4. Empathy

Empathy can be described as “the ability to understand and share the feelings of another.” And we all could probably use a little more of it, and I think user stories can help.

When you format requirements in the first-person, it can spark the imagination allowing you to better visualize the desired functionality from another person’s point of view. [1]

And not just any other person’s point of view, the user: that individual that may ultimately determine your product’s success or failure. If there’s one person you might want to show some empathy to, this might be a worthy candidate. =)

Ok, so now we clearly understand some of the benefits of user stories, and we’ve learned that each story should have three components: 1) a Narrative, 2) a Conversation and 3) Acceptance Criteria.

So finally, can we start writing some code??? Well, not quite…

For starters, we haven’t even estimated the work, and for all we know, these stories may need to be decomposed before they can even be accomplished in a sprint.

And now that I think about it, we haven’t even talked about the INVEST (mnemonic) – something you may want to check out in order to create more well-formed stories… but we can save all that for another day.

Thanks for reading!



* Many consider the “why” optional when it is clearly implied in the narrative.

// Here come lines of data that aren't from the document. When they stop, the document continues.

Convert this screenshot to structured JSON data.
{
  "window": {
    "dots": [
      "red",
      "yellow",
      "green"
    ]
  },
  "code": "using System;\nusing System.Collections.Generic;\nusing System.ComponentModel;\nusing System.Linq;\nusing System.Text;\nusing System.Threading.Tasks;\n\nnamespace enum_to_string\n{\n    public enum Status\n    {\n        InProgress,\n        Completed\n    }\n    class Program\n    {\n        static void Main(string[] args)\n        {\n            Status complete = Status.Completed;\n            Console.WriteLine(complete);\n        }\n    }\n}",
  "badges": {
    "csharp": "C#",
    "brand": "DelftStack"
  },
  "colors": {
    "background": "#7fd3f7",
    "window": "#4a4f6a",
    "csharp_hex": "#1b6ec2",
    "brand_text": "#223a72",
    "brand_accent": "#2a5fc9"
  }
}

** “Conditions of Satisfaction” is a term used by Mike Cohn to avoid confusion between Acceptance “Tests” and Acceptance “Criteria”. “Acceptance criteria can be thought of as “what needs to be done” and acceptance tests (often written in Given-When-Then format) as “how they should be done”. [7]

[1] Mike Cohn “User Stories”, “Advantages of User Stories for Requirements“, “Writing Contracts for Agile Development“, “Advantages of the “As a user, I want” user story template” Mountain Goat Software (2016, 2004, 2006, 2008)

[2] “Use Case” Wikipedia (2016)

[3] “User Stories” (2016)

[4] Rachel Davies “Agile Coaching” (2015)

[5] “Principles behind the Agile Manifesto” Agile (2010)

[6] “User Story” Wikipedia (2016)

[7] Amir Ghahrai “Acceptance Criteria vs. Acceptance Tests” (2015)